AWS Datalake for SAP HANA

In 2019, the JDGroup embarked on a discovery phase with building a data lake. There were a number of decision-making points that needed to be addressed:

  • Could data be extracted from SAP HANA and written to Amazon Simple Storage Service (S3)?

  • Could the transformations that are currently being done in SAS, be affected using native AWS tools?

  • What would the costs be of extracting data from SAP HANA to S3?

  • Would this reduce pressure on their existing storage requirements?

In tackling this project, work commenced using AWS Glue to perform the extractions from the SAP system. In addition, while doing this project, a key aspect was to transfer skill between Cloud Fundis and the JDGroup technical team.

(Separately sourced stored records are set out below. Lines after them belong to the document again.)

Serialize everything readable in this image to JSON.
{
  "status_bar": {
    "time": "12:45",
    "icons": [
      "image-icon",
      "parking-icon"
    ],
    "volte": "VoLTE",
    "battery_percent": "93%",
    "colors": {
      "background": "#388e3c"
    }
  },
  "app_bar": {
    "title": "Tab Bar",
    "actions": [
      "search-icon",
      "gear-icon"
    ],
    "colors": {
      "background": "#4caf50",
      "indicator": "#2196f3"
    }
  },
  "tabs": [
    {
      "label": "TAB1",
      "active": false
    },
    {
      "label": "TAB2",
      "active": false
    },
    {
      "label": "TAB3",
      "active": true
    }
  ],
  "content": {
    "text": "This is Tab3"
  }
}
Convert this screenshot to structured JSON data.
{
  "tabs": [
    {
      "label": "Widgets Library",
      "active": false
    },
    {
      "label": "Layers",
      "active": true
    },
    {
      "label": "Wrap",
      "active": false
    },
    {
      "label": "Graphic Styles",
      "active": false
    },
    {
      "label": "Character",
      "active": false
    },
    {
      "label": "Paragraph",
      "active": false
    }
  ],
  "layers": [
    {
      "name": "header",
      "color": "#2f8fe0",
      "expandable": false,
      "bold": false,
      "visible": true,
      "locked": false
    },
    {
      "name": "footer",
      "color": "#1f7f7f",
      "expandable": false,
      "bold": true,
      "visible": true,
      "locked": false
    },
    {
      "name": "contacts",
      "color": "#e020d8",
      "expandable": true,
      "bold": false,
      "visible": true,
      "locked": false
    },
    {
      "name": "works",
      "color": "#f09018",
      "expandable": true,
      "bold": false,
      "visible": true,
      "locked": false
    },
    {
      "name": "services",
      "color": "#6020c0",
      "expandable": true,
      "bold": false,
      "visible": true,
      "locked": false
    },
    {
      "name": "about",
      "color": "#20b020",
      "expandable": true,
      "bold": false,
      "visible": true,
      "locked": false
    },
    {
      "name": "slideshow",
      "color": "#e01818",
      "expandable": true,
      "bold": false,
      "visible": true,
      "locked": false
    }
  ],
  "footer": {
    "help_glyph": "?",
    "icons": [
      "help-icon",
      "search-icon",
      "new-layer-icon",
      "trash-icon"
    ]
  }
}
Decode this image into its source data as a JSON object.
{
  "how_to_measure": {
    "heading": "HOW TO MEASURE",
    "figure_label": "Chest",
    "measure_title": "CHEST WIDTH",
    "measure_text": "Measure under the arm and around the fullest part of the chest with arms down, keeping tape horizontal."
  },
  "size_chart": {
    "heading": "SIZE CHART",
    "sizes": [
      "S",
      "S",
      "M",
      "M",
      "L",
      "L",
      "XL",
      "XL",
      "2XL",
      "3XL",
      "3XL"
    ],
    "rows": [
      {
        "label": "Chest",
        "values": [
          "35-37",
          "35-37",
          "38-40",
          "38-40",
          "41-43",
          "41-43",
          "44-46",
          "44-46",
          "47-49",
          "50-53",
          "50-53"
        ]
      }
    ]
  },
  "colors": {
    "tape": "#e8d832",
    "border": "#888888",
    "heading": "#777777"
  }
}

We compared the AWS Glue to other forms of extraction of the data from SAP. Specifically we used AWS EMR (using Zeppelin Notebooks) to help transfer skills to the JDGroup team.

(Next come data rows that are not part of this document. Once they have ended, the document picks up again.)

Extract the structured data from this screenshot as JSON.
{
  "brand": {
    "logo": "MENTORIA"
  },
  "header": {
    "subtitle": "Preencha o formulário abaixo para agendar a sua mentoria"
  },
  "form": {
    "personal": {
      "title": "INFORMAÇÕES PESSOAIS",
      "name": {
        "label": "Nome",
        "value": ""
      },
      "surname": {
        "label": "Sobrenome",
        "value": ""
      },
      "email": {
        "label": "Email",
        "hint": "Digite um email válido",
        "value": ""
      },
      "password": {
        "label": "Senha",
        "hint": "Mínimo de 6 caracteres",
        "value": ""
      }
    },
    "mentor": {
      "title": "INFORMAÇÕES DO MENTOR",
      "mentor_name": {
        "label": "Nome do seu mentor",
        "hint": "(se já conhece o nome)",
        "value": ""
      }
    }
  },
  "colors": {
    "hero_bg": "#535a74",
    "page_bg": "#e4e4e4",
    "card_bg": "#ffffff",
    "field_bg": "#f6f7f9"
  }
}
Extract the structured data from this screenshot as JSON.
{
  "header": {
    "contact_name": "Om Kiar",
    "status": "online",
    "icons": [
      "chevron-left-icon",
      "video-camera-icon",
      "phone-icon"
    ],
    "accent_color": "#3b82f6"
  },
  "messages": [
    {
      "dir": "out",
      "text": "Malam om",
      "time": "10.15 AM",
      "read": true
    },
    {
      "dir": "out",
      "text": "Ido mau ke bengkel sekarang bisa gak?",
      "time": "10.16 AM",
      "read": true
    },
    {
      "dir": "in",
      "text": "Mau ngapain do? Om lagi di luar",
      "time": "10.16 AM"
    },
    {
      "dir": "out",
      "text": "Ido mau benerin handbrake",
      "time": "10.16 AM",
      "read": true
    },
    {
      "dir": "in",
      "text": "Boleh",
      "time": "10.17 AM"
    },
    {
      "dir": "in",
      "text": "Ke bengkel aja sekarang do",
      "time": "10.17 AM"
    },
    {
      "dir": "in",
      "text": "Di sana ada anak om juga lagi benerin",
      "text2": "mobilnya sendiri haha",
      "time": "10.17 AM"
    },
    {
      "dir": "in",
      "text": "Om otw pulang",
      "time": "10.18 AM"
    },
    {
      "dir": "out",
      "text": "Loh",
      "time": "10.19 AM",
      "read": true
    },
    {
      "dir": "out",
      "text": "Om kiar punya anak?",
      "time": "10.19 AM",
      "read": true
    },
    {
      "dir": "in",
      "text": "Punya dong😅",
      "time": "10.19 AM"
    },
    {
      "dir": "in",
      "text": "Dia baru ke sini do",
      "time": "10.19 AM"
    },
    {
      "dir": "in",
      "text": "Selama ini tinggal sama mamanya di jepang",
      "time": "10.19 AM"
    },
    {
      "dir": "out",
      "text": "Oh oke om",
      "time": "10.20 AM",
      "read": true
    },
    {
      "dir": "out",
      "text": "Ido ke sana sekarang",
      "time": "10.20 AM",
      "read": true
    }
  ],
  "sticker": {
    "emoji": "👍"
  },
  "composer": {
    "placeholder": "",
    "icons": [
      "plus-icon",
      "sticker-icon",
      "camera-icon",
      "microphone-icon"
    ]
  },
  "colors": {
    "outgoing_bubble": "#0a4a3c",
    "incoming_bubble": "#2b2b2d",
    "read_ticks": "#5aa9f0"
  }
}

Key outcomes from this project were:

  • It is possible and indeed relatively straightforward to extract data from SAP HANA to S3. At the time, even limited Internet bandwidth and extracting to the EU-WEST-1 region did not prove prohibitive for this project.

  • The cost comparisons showed that using AWS Glue, while simpler than Amazon EMR was in fact somewhat more expensive. Ultimately, to extract the data and write it to S3 was 20% cheaper using Amazon EMR than using AWS Glue.

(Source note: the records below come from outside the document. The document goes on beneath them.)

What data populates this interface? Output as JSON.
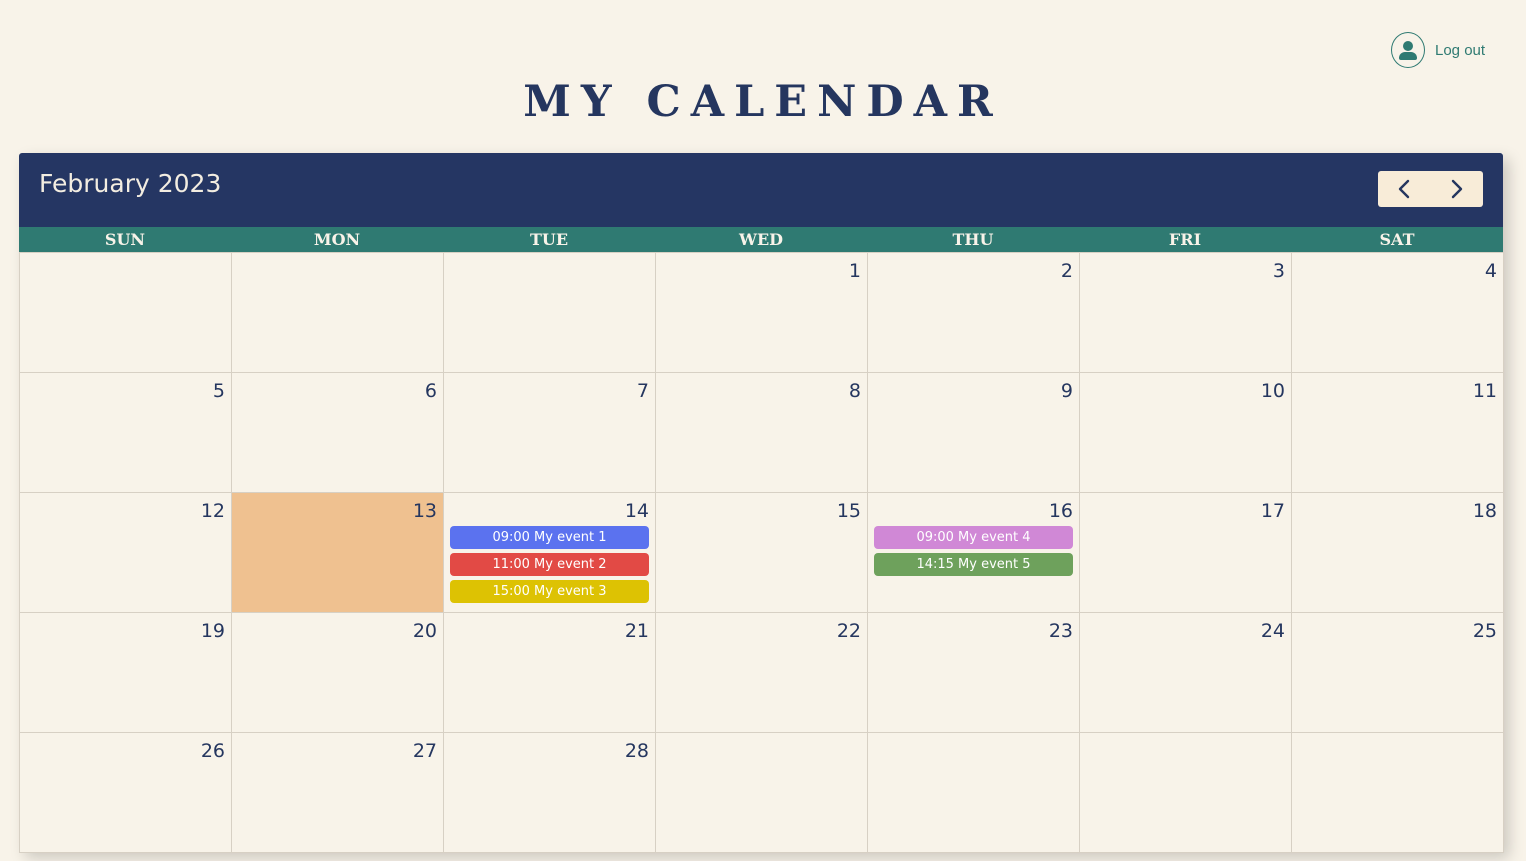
{
  "header": {
    "logout_label": "Log out",
    "page_title": "MY CALENDAR"
  },
  "calendar": {
    "month_label": "February 2023",
    "weekdays": [
      "SUN",
      "MON",
      "TUE",
      "WED",
      "THU",
      "FRI",
      "SAT"
    ],
    "today": 13,
    "days": [
      "",
      "",
      "",
      "1",
      "2",
      "3",
      "4",
      "5",
      "6",
      "7",
      "8",
      "9",
      "10",
      "11",
      "12",
      "13",
      "14",
      "15",
      "16",
      "17",
      "18",
      "19",
      "20",
      "21",
      "22",
      "23",
      "24",
      "25",
      "26",
      "27",
      "28",
      "",
      "",
      "",
      ""
    ],
    "events": [
      {
        "day": "14",
        "label": "09:00 My event 1",
        "color": "#5b72ef"
      },
      {
        "day": "14",
        "label": "11:00 My event 2",
        "color": "#e24a45"
      },
      {
        "day": "14",
        "label": "15:00 My event 3",
        "color": "#ddc203"
      },
      {
        "day": "16",
        "label": "09:00 My event 4",
        "color": "#d088d6"
      },
      {
        "day": "16",
        "label": "14:15 My event 5",
        "color": "#6ea15c"
      }
    ]
  },
  "icons": {
    "user": "user-icon",
    "prev": "chevron-left-icon",
    "next": "chevron-right-icon"
  },
  "colors": {
    "background": "#f8f3e9",
    "header_navy": "#253663",
    "weekday_teal": "#2f7a72",
    "today_highlight": "#efc190"
  }
}
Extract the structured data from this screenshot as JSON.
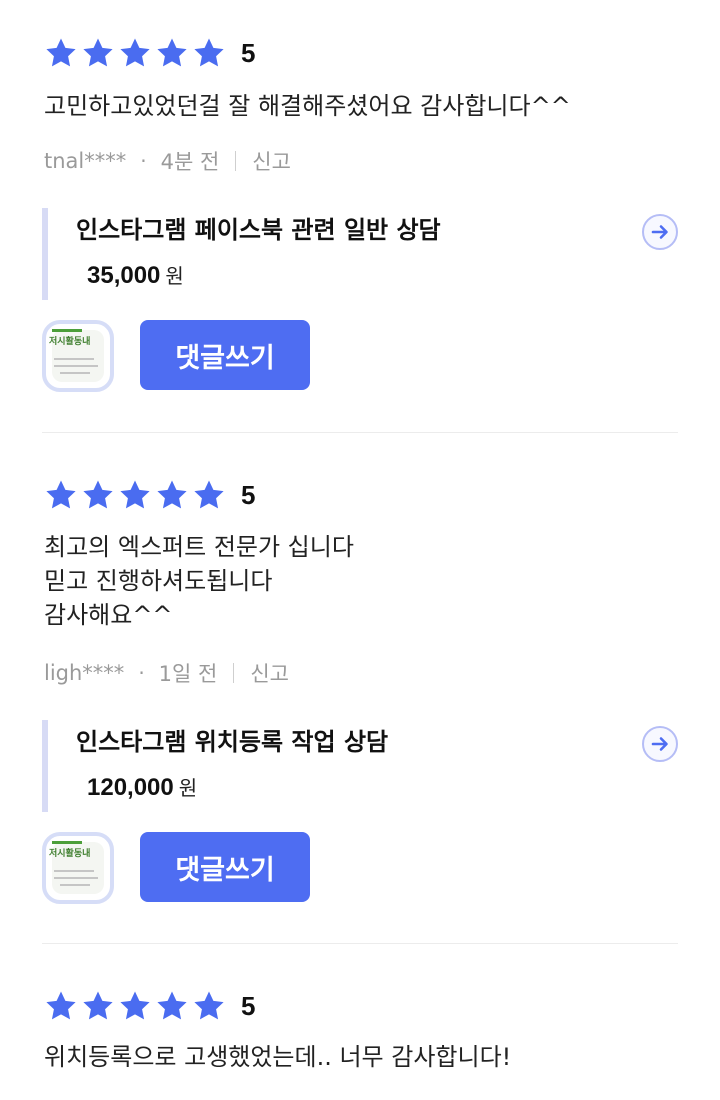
{
  "icons": {
    "star": "star-icon",
    "arrow": "arrow-right-circle-icon",
    "thumb": "service-thumbnail-logo"
  },
  "colors": {
    "star": "#4a6cf0",
    "button": "#4e6df2",
    "accent_bar": "#d7dbf5",
    "meta_text": "#9a9a9a"
  },
  "reviews": [
    {
      "rating": 5,
      "score_label": "5",
      "content": "고민하고있었던걸 잘 해결해주셨어요 감사합니다^^",
      "author": "tnal****",
      "time": "4분 전",
      "report": "신고",
      "service_title": "인스타그램 페이스북 관련 일반 상담",
      "price": "35,000",
      "price_unit": "원",
      "thumb_text": "저시활동내",
      "reply_label": "댓글쓰기"
    },
    {
      "rating": 5,
      "score_label": "5",
      "content": "최고의 엑스퍼트 전문가 십니다\n믿고 진행하셔도됩니다\n감사해요^^",
      "author": "ligh****",
      "time": "1일 전",
      "report": "신고",
      "service_title": "인스타그램 위치등록 작업 상담",
      "price": "120,000",
      "price_unit": "원",
      "thumb_text": "저시활동내",
      "reply_label": "댓글쓰기"
    },
    {
      "rating": 5,
      "score_label": "5",
      "content": "위치등록으로 고생했었는데.. 너무 감사합니다!"
    }
  ]
}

  • In the POC, existing SAS code was re-written in Apache Spark and run on both AWS Glue and Amazon EMR platforms. Minor modifications allowed the customer to choose the platform best suited to their environment.

  • The customer has many thousands of lines of SAS code in production. This project showed that those codes could be migrated to an open platform using AWS native tools. Success in production however, would require a re-training of the staff, who currently have competence in SAS.

  • Finally, migrating to a data lake would relieve pressure on the customers storage requirements, and this would in turn lead to lower costs as older data in the data lake could be archived automatically with lifecycle policies to Amazon S3 Glacier.